(b Ploieşti, Romania May 18, 1916; d Bucharest, Romania, July 23, 1998). Romanian conductor, composer, musicologist, and professor. He began his studies at the Bucharest Conservatory (orchestra conducting with Ionel Perlea 1933–40). He specialized in Salzburg (1941–2 with Klemens Krauss), and also graduated from the Philosophy Department of the Bucharest University (1933–6). He was conductor (1957–76) and director (1957–9) of the Romanian Opera in Bucharest, and conductor at the Alhambra Theatre, at the Company for Comic Opera, and at the Bucharest Philharmonic (1947–62). He was also conductor and director at the Romanian Opera in Cluj (1948–52), professor at the Department of Music History and Orchestral Conducting (1952–76) at the Bucharest Conservatory, the first conductor and director of the Cinematography Orchestra in Bucharest (1953–68), and director of music and advisor in the Ministry of Culture (...
(b Skopje, Aug 8, 1952). Macedonian composer, pianist and scholar.

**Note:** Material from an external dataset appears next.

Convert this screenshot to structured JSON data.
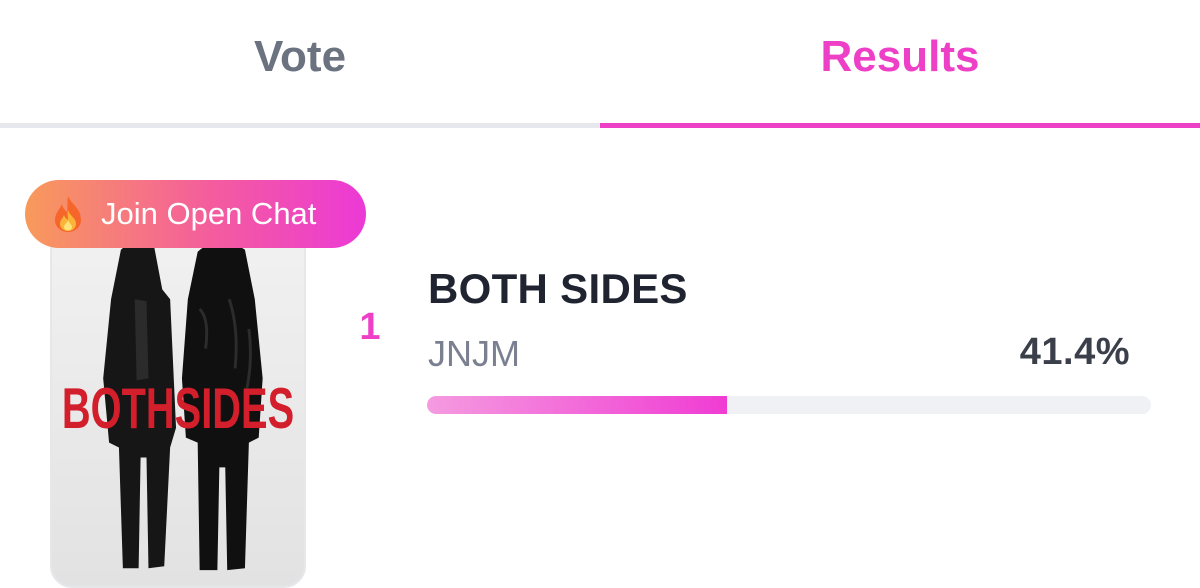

He studied piano and composition at Ss. Cyril and Methodius University, Faculty of Music, in Skopje before attending the Faculty of Music of Belgrade (MA in composition, 1976); he defended his doctoral dissertation on the aesthetics of music at UKIM Faculty of Philosophy in 1984. He has twice been a Fulbright Scholar in the USA (1985–6 and 1999–2000).
His catalogue includes symphonies, concertos, oratorios, operas, ballets, song cycles, and sonatas for different instruments. He defines his compositional approach as polystylistic: using mainly multi-movement orchestral forms in the manner of the European music tradition from the 17th century to the 20th and incorporating elements of folk, jazz, and rock. He is among Balkan pioneers in the use of electronic music instruments – live synthesizer performances (in the ballet Vozovi [Trains], 1984); music notation software (Third Piano Sonata, ...